The expansive range of Handel’s vocal writing and the challenges posed by those rapid runs and florid ornaments didn’t unnerve the cast who, unanimously, sang and acted with total commitment. As Ariodante, Clover Kayne struck a heroic figure and sang with a lovely, rounded tone. ‘Scherza infida’ is long, but Kayne had the stamina, artistry and musical intelligence to hold the audience’s attention throughout, varying the emotive colouring. The festive joy of ‘Dopo notte’ was no less engaging, Kayne using her flexible, warm mezzo-soprano to convey Ariodante’s bubbling delight, but retaining a certain nobility despite the vocal fireworks.
Ellen Mawhinney’s Ginevra brought the sole dash of sartorial colour to the stage, sporting candyfloss-pink ra-ra frills and a fake-fur stole over her white dress, and topping off her outfit with a sparkling tiara. In Act 1, I found Mawhinney’s Ginevra a little too frivolous: yes, she needs to be light-hearted and to have little sense of the darkness which will engulf her when accused of betrayal, but she shouldn’t seem an air-head. But, subsequently she did convey Ginevra’s dignity and created a strong sense of a female identity and strength that sought and was painfully denied autonomy. Initially, she occasionally strayed a little sharp, but her descent into madness, ‘Il mio crudel martoro’, was controlled and affecting, and Mawhinney wrung every emotional drop from Ginevra’s Act 3 aria of deepest grief and despair.
As Polinesso, Rebecca Hart had striking stage presence. Machiavellian, masculine and seething with malignity, this Polinesso prowled and pounced with terrific dynamism. Vocally Hart and Kayne were well-matched, with Hart’s strong chest voice and silky phrasing making her seduction of the deluded Dalinda utterly convincing. In the latter role, Binny Supin Yang was an effective foil for Ginevra, and her eventual confession and regret were conveyed powerfully. The soprano had the high notes, too, which she delivered confidently, with a piercing glint.
George Curnow was a resonant Lurcanio, acting with physicality and making a stirring entrance to denounce Ginevra. Daniel Vening’s King of Scotland was dignified and authoritative, and Samuel Stopford a commendable Odoardo. The chorus were no less committed than that cast and their contribution to the success of Fuchs’ concept considerable.
Handel’s lieto fines are always tricky to make convincing, and the various cuts here might have meant that the movement from tragedy to joy would be even more unpersuasively swift, but Fuchs’ unfussy, clear direction, and the credibility of the relationship between Ariodante and Ginevra that Kayne and MaWhinney developed, made such fears unnecessary. The reunited lovers’ duet was an invitation for the chorus to join them in their happiness, and to help them erase ‘The Rules’, one by one. Removing their costumes and assuming gender-fluid identifies, they returned to a present day that is no less in need of reminding of the dangers of dystopian dictatorship.

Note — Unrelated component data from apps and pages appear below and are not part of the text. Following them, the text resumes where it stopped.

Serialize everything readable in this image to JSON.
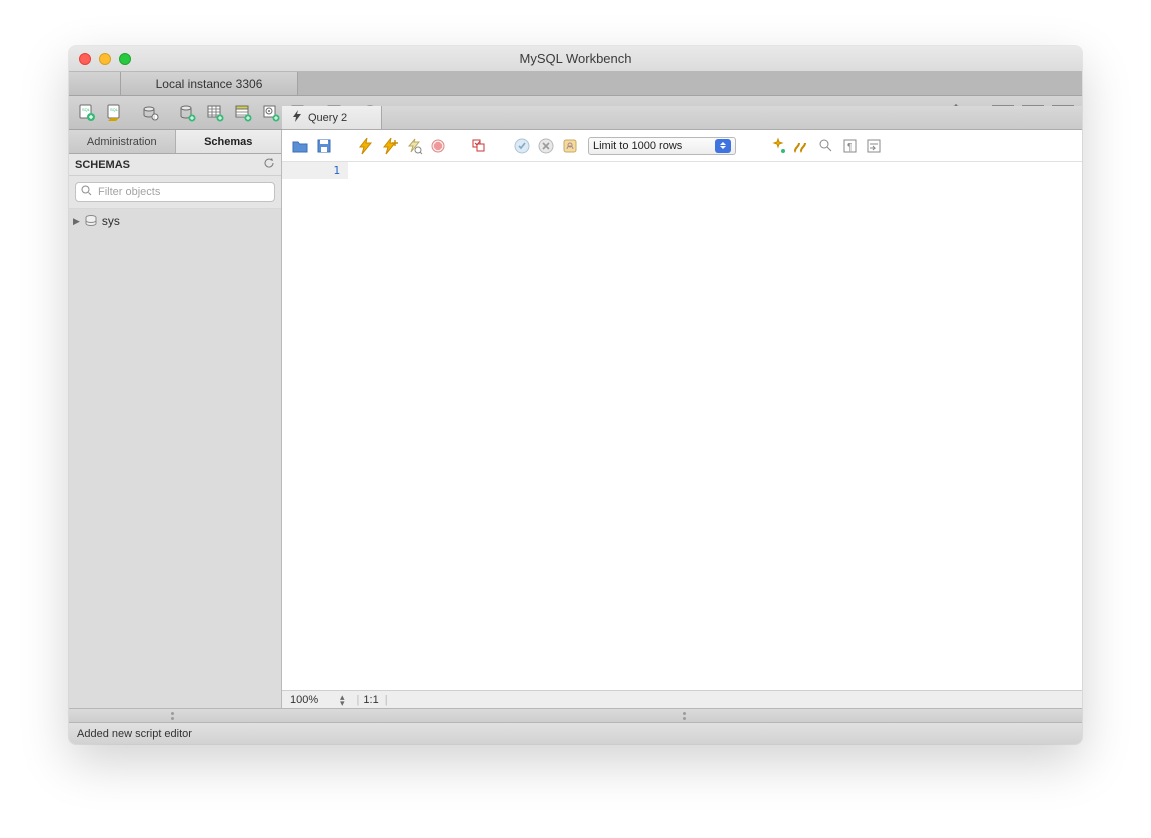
{
  "window": {
    "title": "MySQL Workbench"
  },
  "tabs": {
    "connection_label": "Local instance 3306"
  },
  "sidebar": {
    "tabs": {
      "admin": "Administration",
      "schemas": "Schemas"
    },
    "header": "SCHEMAS",
    "filter_placeholder": "Filter objects",
    "items": [
      {
        "name": "sys"
      }
    ]
  },
  "editor": {
    "tabs": [
      {
        "label": "Query 2"
      }
    ],
    "limit_label": "Limit to 1000 rows",
    "line_numbers": [
      "1"
    ],
    "status": {
      "zoom": "100%",
      "cursor": "1:1"
    }
  },
  "status_bar": {
    "message": "Added new script editor"
  },
  "toolbar_icons": {
    "new_sql": "new-sql-icon",
    "open_sql": "open-sql-icon",
    "inspect": "inspector-icon",
    "add_schema": "add-schema-icon",
    "add_table": "add-table-icon",
    "add_view": "add-view-icon",
    "add_proc": "add-procedure-icon",
    "add_func": "add-function-icon",
    "search": "search-table-icon",
    "reconnect": "reconnect-icon",
    "settings": "settings-icon"
  }
}
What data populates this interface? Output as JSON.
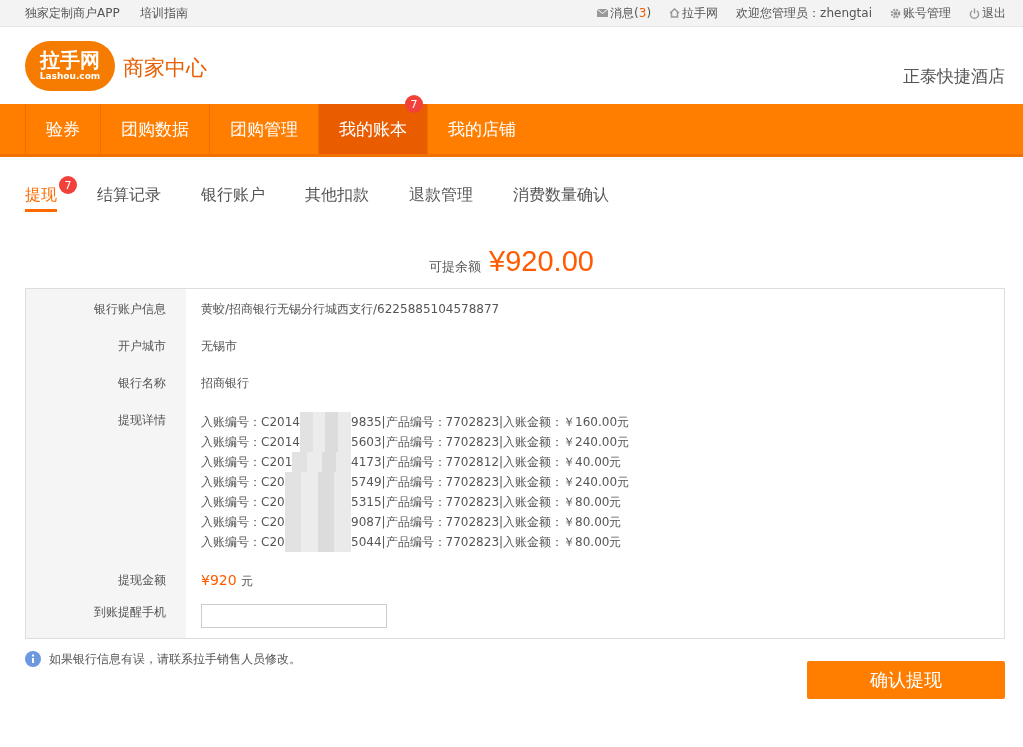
{
  "top_bar": {
    "left_links": [
      "独家定制商户APP",
      "培训指南"
    ],
    "messages": {
      "label": "消息(",
      "count": "3",
      "close": ")"
    },
    "site_link": "拉手网",
    "welcome": "欢迎您管理员：zhengtai",
    "account": "账号管理",
    "logout": "退出"
  },
  "header": {
    "logo_text": "拉手网",
    "logo_sub": "Lashou.com",
    "title": "商家中心",
    "shop_name": "正泰快捷酒店"
  },
  "main_nav": [
    {
      "label": "验券",
      "selected": false
    },
    {
      "label": "团购数据",
      "selected": false
    },
    {
      "label": "团购管理",
      "selected": false
    },
    {
      "label": "我的账本",
      "selected": true,
      "badge": "7"
    },
    {
      "label": "我的店铺",
      "selected": false
    }
  ],
  "sub_tabs": [
    {
      "label": "提现",
      "selected": true,
      "badge": "7"
    },
    {
      "label": "结算记录",
      "selected": false
    },
    {
      "label": "银行账户",
      "selected": false
    },
    {
      "label": "其他扣款",
      "selected": false
    },
    {
      "label": "退款管理",
      "selected": false
    },
    {
      "label": "消费数量确认",
      "selected": false
    }
  ],
  "balance": {
    "label": "可提余额",
    "amount": "¥920.00"
  },
  "form": {
    "bank_info": {
      "label": "银行账户信息",
      "value": "黄蛟/招商银行无锡分行城西支行/6225885104578877"
    },
    "city": {
      "label": "开户城市",
      "value": "无锡市"
    },
    "bank_name": {
      "label": "银行名称",
      "value": "招商银行"
    },
    "details": {
      "label": "提现详情",
      "lines": [
        {
          "prefix": "入账编号：C2014",
          "suffix": "9835|产品编号：7702823|入账金额：￥160.00元"
        },
        {
          "prefix": "入账编号：C2014",
          "suffix": "5603|产品编号：7702823|入账金额：￥240.00元"
        },
        {
          "prefix": "入账编号：C201",
          "suffix": "4173|产品编号：7702812|入账金额：￥40.00元"
        },
        {
          "prefix": "入账编号：C20",
          "suffix": "5749|产品编号：7702823|入账金额：￥240.00元"
        },
        {
          "prefix": "入账编号：C20",
          "suffix": "5315|产品编号：7702823|入账金额：￥80.00元"
        },
        {
          "prefix": "入账编号：C20",
          "suffix": "9087|产品编号：7702823|入账金额：￥80.00元"
        },
        {
          "prefix": "入账编号：C20",
          "suffix": "5044|产品编号：7702823|入账金额：￥80.00元"
        }
      ]
    },
    "amount": {
      "label": "提现金额",
      "value": "¥920",
      "unit": "元"
    },
    "phone": {
      "label": "到账提醒手机"
    }
  },
  "notice": "如果银行信息有误，请联系拉手销售人员修改。",
  "confirm_button": "确认提现"
}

Ariodante – Clover Kayne, Ginevra – Ellen Mawhinney, Dalinda – Binny Supin Yang, Polinesso – Rebecca Hart, Lurcanio – George Curnow, King of Scotland – Daniel Vening, Odoardo – Samuel Stopford; Director – Olivia Fuchs, Conductor – David Bates, Designer – Yannis Thavoris, Lighting Designer – Jake Wiltshire, Royal Academy Chorus and Sinfonia.
ABOVE: Clover Kayne (Ariodante) (c) Craig Fuller